About the Course
In this course, Professor Hans van Wees (University College, London) explores the reforms of Solon in the early sixth century BC. We begin by thinking about the social and political problems faced by Athens in the period, before moving on to consider in more detail the working conditions of the peasantry – particularly the class of workers known as the hektēmoroi, 'the sixth-parters'. In the third module, we think about the growing debt crisis in Athens and Solon's famous Seisachtheia ('Shaking off of burdens'), before turning in the fourth module to his reforms to the legal system, including the creation of a people court and his institution of third-party prosecution.
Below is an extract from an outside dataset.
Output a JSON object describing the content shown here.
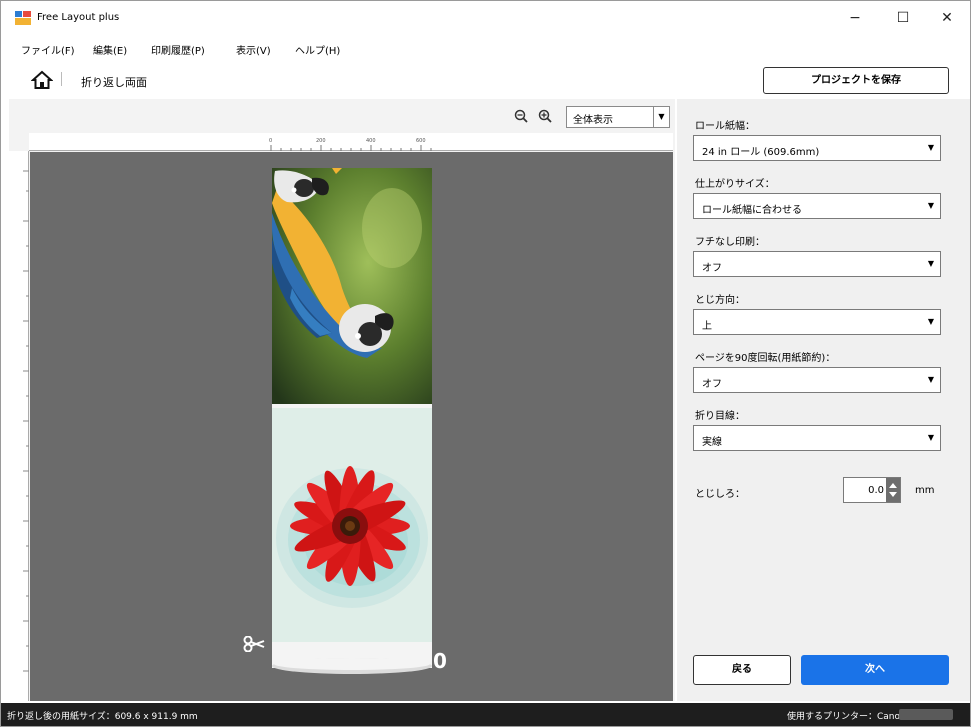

In the fifth module, we think about the reorganisation of the citizenry into four property classes and the extent to which these widened participation in politics, before moving on in the sixth and final module to consider the success of Solon's reforms and the extent to which they might be said to have contributed to the development of the democracy in Athens for which the city later became so famous.
About the Lecturer
Professor Hans van Wees has been Grote Professor of Ancient History since 2011, having previously held posts as Lecturer, Reader and Professor since joining UCL History in 1995. His research centres on the archaic period of Greek history (c. 750-450 BC), but also includes the classical period, and is focused above all on developments in society, economy, and warfare.